In cemented carbides cobalt serves as a binding agent between tungsten carbide grains. The zinc process exhibits an important technique to recycle these materials. The decomposition takes place at temperatures of 900–1000 °C and the role of gaseous zinc in this process is poorly investigated. A specific experimental set-up was used to ensure that only gaseous zinc reacts with solid cobalt. By varying the temperatures, times and Zn:Co ratios, it was possible to ensure the formation of intermetallic phases. According to the binary Co[sbnd]Zn phase diagram, phases of different composition are formed, depending on temperature and pressure. It was found that not all of the indicated phases occur simultaneously, but several do. With the support of the findings from the layer evolution between two solid as well as solid and liquid substances, it is explained which layers may form in the Co[sbnd]Zn system. The multiple phase formation depends on diffusitivity and other factors such as the different melting points, the atomic radii and the occurrence of cracks. Of these, the occurrence of cracks across or between two layers represents the most likely reason.
|Number of pages

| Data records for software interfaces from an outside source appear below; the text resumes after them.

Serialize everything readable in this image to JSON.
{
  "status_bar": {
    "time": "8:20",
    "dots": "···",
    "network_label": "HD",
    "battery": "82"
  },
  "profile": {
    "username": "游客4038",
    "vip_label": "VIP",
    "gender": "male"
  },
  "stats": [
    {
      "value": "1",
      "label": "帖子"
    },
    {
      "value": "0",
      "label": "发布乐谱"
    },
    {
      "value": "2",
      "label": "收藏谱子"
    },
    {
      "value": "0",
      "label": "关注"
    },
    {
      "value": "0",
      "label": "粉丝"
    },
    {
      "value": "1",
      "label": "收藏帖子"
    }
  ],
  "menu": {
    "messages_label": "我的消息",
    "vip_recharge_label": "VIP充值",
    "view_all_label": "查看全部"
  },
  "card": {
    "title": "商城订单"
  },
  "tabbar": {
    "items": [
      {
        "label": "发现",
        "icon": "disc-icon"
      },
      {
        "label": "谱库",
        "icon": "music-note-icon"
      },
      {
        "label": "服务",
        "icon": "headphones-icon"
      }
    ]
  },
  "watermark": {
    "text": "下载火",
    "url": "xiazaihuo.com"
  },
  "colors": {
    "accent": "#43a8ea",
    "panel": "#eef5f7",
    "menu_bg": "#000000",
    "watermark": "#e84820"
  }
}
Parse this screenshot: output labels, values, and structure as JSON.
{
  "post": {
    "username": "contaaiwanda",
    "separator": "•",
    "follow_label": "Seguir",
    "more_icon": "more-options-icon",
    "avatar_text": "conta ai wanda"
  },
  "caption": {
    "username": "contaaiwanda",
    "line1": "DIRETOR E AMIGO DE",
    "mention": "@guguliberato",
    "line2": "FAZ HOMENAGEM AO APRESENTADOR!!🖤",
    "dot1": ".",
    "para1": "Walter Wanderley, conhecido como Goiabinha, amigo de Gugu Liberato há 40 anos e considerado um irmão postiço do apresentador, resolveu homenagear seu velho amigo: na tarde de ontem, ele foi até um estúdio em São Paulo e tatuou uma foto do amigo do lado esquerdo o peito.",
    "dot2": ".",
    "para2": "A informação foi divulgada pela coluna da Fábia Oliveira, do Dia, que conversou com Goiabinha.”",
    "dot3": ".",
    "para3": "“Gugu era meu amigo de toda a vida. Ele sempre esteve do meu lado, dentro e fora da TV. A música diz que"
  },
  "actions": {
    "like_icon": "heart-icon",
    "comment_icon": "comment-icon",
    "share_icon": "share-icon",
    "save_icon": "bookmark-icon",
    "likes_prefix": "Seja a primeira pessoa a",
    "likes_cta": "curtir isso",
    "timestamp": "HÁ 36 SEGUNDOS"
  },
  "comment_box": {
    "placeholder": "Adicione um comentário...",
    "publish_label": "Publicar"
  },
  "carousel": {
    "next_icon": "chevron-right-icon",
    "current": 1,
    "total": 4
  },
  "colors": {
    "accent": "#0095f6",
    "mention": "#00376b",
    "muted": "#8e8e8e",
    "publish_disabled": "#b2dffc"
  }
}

|International Journal of Refractory Metals and Hard Materials
|E-pub ahead of print - 22 Apr 2022